App and web page records
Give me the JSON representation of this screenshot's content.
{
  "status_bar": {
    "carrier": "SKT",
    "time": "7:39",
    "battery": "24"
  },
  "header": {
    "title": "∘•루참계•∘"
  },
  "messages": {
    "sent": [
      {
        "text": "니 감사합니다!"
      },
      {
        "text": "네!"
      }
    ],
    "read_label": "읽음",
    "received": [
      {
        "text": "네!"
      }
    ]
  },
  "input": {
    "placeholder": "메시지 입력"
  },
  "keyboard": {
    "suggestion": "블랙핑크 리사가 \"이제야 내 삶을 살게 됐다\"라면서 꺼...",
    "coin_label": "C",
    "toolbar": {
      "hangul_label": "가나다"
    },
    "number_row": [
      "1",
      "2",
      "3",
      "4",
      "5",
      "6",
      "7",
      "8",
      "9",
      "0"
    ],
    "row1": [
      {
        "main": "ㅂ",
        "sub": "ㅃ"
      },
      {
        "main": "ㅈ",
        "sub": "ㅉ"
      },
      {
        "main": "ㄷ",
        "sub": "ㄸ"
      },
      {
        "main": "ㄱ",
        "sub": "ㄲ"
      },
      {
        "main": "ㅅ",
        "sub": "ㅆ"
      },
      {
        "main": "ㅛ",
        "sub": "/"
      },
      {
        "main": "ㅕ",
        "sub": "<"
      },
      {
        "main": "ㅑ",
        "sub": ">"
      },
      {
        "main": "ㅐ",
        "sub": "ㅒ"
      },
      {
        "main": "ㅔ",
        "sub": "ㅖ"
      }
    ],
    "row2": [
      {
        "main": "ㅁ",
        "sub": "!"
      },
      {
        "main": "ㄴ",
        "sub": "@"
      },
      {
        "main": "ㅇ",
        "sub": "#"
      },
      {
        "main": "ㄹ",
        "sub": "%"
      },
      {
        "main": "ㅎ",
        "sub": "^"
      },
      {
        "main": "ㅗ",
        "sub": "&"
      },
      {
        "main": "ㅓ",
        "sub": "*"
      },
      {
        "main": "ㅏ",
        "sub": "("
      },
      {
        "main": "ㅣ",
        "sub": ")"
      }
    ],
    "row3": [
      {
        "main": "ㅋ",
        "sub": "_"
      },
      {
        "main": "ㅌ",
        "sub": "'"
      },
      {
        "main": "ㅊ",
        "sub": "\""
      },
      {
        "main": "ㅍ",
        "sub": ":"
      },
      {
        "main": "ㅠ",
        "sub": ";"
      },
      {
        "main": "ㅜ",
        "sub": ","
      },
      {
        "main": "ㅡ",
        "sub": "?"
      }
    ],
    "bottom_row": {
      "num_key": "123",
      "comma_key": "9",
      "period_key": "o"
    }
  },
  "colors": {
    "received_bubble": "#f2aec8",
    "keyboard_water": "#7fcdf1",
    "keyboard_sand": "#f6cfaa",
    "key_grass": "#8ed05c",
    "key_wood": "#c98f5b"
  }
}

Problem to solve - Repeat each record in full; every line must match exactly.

Result below -
Give me the JSON representation of this screenshot's content.
{
  "status_bar": {
    "carrier": "SKT",
    "time": "7:39",
    "battery": "24"
  },
  "header": {
    "title": "∘•루참계•∘"
  },
  "messages": {
    "sent": [
      {
        "text": "니 감사합니다!"
      },
      {
        "text": "네!"
      }
    ],
    "read_label": "읽음",
    "received": [
      {
        "text": "네!"
      }
    ]
  },
  "input": {
    "placeholder": "메시지 입력"
  },
  "keyboard": {
    "suggestion": "블랙핑크 리사가 \"이제야 내 삶을 살게 됐다\"라면서 꺼...",
    "coin_label": "C",
    "toolbar": {
      "hangul_label": "가나다"
    },
    "number_row": [
      "1",
      "2",
      "3",
      "4",
      "5",
      "6",
      "7",
      "8",
      "9",
      "0"
    ],
    "row1": [
      {
        "main": "ㅂ",
        "sub": "ㅃ"
      },
      {
        "main": "ㅈ",
        "sub": "ㅉ"
      },
      {
        "main": "ㄷ",
        "sub": "ㄸ"
      },
      {
        "main": "ㄱ",
        "sub": "ㄲ"
      },
      {
        "main": "ㅅ",
        "sub": "ㅆ"
      },
      {
        "main": "ㅛ",
        "sub": "/"
      },
      {
        "main": "ㅕ",
        "sub": "<"
      },
      {
        "main": "ㅑ",
        "sub": ">"
      },
      {
        "main": "ㅐ",
        "sub": "ㅒ"
      },
      {
        "main": "ㅔ",
        "sub": "ㅖ"
      }
    ],
    "row2": [
      {
        "main": "ㅁ",
        "sub": "!"
      },
      {
        "main": "ㄴ",
        "sub": "@"
      },
      {
        "main": "ㅇ",
        "sub": "#"
      },
      {
        "main": "ㄹ",
        "sub": "%"
      },
      {
        "main": "ㅎ",
        "sub": "^"
      },
      {
        "main": "ㅗ",
        "sub": "&"
      },
      {
        "main": "ㅓ",
        "sub": "*"
      },
      {
        "main": "ㅏ",
        "sub": "("
      },
      {
        "main": "ㅣ",
        "sub": ")"
      }
    ],
    "row3": [
      {
        "main": "ㅋ",
        "sub": "_"
      },
      {
        "main": "ㅌ",
        "sub": "'"
      },
      {
        "main": "ㅊ",
        "sub": "\""
      },
      {
        "main": "ㅍ",
        "sub": ":"
      },
      {
        "main": "ㅠ",
        "sub": ";"
      },
      {
        "main": "ㅜ",
        "sub": ","
      },
      {
        "main": "ㅡ",
        "sub": "?"
      }
    ],
    "bottom_row": {
      "num_key": "123",
      "comma_key": "9",
      "period_key": "o"
    }
  },
  "colors": {
    "received_bubble": "#f2aec8",
    "keyboard_water": "#7fcdf1",
    "keyboard_sand": "#f6cfaa",
    "key_grass": "#8ed05c",
    "key_wood": "#c98f5b"
  }
}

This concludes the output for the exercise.